"Did I write you that there are emus in the Ile de France? This name—Island of France—sounds strangely on the island of Sal...


"So, it sufficed to wait and the planet itself staged the working of time. I saw what had been my window again. I saw emerge familiar roofs and balconies, the landmarks of the walks I took through town every day, down to the cliff where I had met the children. The cat with white socks that Haroun had been considerate enough to film for me naturally found its place. And I thought, of all the prayers to time that had studded this trip the kindest was the one spoken by the woman of Gotokuji, who said simply to her cat Tora, “Cat, wherever you are, peace be with you.”

"And then in its turn the journey entered the 'zone,' and Hayao showed me my images already affected by the moss of time, freed of the lie that had prolonged the existence of those moments swallowed by the spiral. 

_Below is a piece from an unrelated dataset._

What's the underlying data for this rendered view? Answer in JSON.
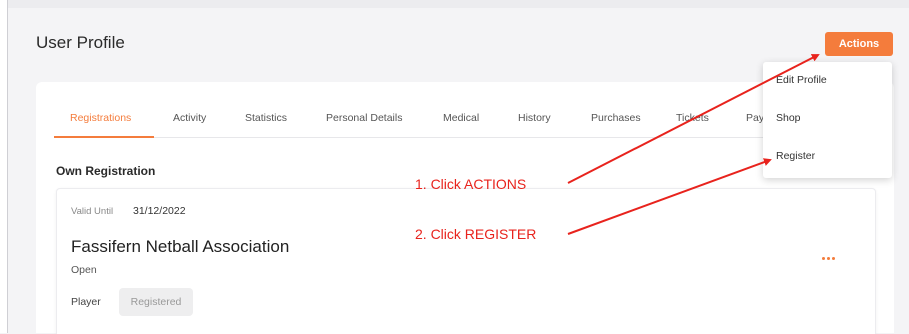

"Then I went down into the basement where my friend—the maniac—busies himself with his electronic graffiti. Finally his language touches me, because he talks to that part of us which insists on drawing profiles on prison walls. A piece of chalk to follow the contours of what is not, or is no longer, or is not yet; the handwriting each one of us will use to compose his own list of 'things that quicken the heart,' to offer, or to erase. In that moment poetry will be made by everyone, and there will be emus in the 'zone.'"


(Chris Marker, Sans Soleil, 1983)